As a child of the early '90s, I grew up with classic PBS children's programming - programming that may look very different from the current PBS Kids programs that are currently airing. One of my go-to, can't miss programs was Mister Rogers' Neighborhood. He was my preschool teacher before I attended school and he was my guidance counselor before I knew such a title existed. While he didn't devote time to ABCs and 123s (that was more Sesame Street's specialty), he introduced the concepts of feelings, emotion, and self-worth, all while showcasing places, people, and event
Jane Goodall is a living legend and one of the women I most admire. Her chimpanzee research during the 1960’s at the Gombe National Park in Tanzania is the subject of this National Geographic documentary. The film features never-before-seen footage from her early years of research.
Miss Sharon Jones! is worth seeing for Jones' performance in a little country church of "His Eye is on the Sparrow" alone. Her grit, power and will to sing are amazing. The film covers a critical period in her life with her band, the Dap Kings, when she is dealing with intense cancer treatments and, at the same time, trying to keep the group together. Her humor, bravery and explosive talent fill the screen.
Dr. Maya Angelou was an author, poet, historian, songwriter, playwright, dancer, stage, and screen producer. In this documentary, filmmakers Bob Hercules and Rita Coburn Whack do a remarkable job of detailing her extraordinary life. The DVD includes details about her childhood in the Depression-era South, interviews with Dr. Angelou during different periods of her life, and video footage of her early performing career. It also contains interviews with her family and friends to reveal even more about her life and impact on others.
I Am Big Bird is a must-see for fans of Sesame Street, Jim Henson, Big Bird, Oscar the Grouch, or all of the above. It’s a documentary focusing on the life of Caroll Spinney, the puppeteer who plays both Big Bird and Oscar the Grouch, and also sometimes other famous Sesame Street characters like Bert.
Photojournalist Sebastiao Salgado is known for his pictures of less developed countries, most specifically of regions swept into economic forces unleashed upon them by Western industry. Some of his photos, while technically stunning, depict humanities worst atrocities – forced exile, exploitation, extermination.
I have long admired climbers for their singleness of purpose and puzzling assessment of risk. Dwindling food reserves. Lack of oxygen. Numb toes. Incoming avalanche. Keep climbing!
A camera looks up at the sky as seagulls follow a fishing boat for the detritus left behind. Then the image topples. Birds are upside down, the water rushing above them. None of this is unusual within the context of Leviathan, which says a lot about how well the filmmakers prepare us to see the world reversed.
Rockumentaries can be pretentious, but not this one. The first thing you’ll discover in Andrew Horn’s documentary We are Twisted F***ing Sister is that the band members are great guys: hardworking, kind, mostly sober.

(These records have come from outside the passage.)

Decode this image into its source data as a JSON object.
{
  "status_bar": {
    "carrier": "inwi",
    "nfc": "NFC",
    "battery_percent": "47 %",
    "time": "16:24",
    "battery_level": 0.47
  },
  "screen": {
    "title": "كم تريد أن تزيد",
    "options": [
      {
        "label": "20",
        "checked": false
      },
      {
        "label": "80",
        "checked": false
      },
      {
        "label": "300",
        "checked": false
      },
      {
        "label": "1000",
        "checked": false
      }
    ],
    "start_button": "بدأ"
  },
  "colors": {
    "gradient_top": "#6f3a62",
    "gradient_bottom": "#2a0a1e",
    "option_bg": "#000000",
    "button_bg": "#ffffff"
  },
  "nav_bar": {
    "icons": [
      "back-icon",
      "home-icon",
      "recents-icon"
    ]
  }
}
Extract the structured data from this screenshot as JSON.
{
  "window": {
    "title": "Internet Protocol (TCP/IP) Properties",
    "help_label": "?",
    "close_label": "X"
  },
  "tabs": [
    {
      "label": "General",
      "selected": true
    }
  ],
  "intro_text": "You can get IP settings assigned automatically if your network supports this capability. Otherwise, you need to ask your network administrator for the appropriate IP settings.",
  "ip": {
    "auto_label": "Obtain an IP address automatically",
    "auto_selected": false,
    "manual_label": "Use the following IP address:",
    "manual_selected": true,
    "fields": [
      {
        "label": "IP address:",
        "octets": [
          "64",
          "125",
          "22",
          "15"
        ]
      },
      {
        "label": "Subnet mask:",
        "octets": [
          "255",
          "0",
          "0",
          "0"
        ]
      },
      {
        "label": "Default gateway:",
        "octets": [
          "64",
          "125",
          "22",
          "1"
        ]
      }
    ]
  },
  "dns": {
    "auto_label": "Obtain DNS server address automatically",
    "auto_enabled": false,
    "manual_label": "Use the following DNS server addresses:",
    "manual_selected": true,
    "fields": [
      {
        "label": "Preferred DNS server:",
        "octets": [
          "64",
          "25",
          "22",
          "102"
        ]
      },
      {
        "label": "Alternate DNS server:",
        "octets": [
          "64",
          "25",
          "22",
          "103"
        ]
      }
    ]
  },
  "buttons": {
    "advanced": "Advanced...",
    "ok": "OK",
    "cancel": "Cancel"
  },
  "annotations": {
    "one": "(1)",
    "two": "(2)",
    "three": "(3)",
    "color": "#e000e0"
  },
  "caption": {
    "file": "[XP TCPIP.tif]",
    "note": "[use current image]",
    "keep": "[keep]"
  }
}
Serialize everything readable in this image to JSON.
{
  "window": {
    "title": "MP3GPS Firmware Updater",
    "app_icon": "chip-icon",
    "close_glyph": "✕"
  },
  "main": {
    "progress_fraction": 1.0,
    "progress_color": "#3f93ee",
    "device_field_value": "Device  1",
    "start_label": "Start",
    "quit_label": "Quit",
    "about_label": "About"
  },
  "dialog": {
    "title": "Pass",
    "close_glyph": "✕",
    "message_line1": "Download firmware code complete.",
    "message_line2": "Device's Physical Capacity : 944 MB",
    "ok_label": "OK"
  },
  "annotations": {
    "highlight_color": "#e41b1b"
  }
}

Sunshine Superman tells the story of Carl Boenish, an intrepid explorer pushing the limits of physical experience, and an inventive cinematographer of that boundary’s edge. He was a skydiver, whose footage from the 70s and 80s shows people seemingly capable of the ultimate assault on reality. They could fly.